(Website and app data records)

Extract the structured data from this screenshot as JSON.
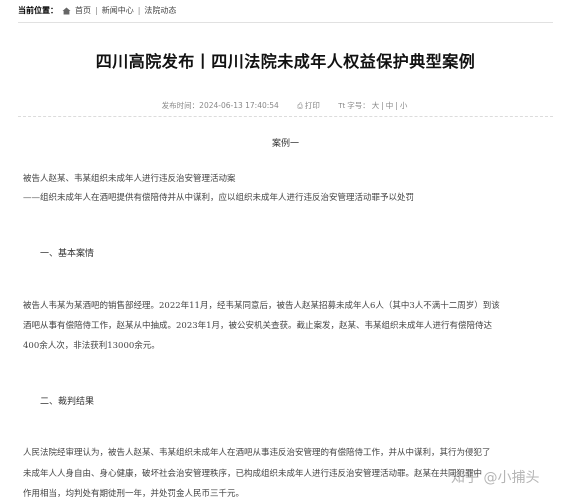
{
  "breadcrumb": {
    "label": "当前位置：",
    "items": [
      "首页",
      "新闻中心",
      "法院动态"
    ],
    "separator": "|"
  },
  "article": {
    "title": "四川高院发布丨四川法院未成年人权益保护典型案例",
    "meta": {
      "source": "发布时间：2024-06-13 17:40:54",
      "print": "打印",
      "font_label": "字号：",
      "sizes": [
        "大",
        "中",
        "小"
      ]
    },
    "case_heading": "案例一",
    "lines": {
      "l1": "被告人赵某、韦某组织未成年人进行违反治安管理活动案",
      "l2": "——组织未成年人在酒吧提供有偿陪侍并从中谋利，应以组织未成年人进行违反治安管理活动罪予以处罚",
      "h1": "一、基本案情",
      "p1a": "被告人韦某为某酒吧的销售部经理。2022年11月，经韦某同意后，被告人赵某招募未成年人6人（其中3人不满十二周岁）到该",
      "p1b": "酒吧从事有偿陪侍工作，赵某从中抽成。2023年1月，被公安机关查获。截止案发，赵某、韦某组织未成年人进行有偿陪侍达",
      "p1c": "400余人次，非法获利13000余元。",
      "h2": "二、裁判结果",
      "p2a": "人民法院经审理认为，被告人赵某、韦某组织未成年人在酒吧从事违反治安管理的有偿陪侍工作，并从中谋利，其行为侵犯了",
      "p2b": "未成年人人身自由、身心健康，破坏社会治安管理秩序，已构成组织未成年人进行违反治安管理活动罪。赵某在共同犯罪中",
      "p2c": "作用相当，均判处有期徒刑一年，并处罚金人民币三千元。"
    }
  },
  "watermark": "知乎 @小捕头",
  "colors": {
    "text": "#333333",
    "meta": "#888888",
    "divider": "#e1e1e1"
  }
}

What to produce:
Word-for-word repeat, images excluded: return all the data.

Finished exercise:
Extract the structured data from this screenshot as JSON.
{
  "breadcrumb": {
    "label": "当前位置：",
    "items": [
      "首页",
      "新闻中心",
      "法院动态"
    ],
    "separator": "|"
  },
  "article": {
    "title": "四川高院发布丨四川法院未成年人权益保护典型案例",
    "meta": {
      "source": "发布时间：2024-06-13 17:40:54",
      "print": "打印",
      "font_label": "字号：",
      "sizes": [
        "大",
        "中",
        "小"
      ]
    },
    "case_heading": "案例一",
    "lines": {
      "l1": "被告人赵某、韦某组织未成年人进行违反治安管理活动案",
      "l2": "——组织未成年人在酒吧提供有偿陪侍并从中谋利，应以组织未成年人进行违反治安管理活动罪予以处罚",
      "h1": "一、基本案情",
      "p1a": "被告人韦某为某酒吧的销售部经理。2022年11月，经韦某同意后，被告人赵某招募未成年人6人（其中3人不满十二周岁）到该",
      "p1b": "酒吧从事有偿陪侍工作，赵某从中抽成。2023年1月，被公安机关查获。截止案发，赵某、韦某组织未成年人进行有偿陪侍达",
      "p1c": "400余人次，非法获利13000余元。",
      "h2": "二、裁判结果",
      "p2a": "人民法院经审理认为，被告人赵某、韦某组织未成年人在酒吧从事违反治安管理的有偿陪侍工作，并从中谋利，其行为侵犯了",
      "p2b": "未成年人人身自由、身心健康，破坏社会治安管理秩序，已构成组织未成年人进行违反治安管理活动罪。赵某在共同犯罪中",
      "p2c": "作用相当，均判处有期徒刑一年，并处罚金人民币三千元。"
    }
  },
  "watermark": "知乎 @小捕头",
  "colors": {
    "text": "#333333",
    "meta": "#888888",
    "divider": "#e1e1e1"
  }
}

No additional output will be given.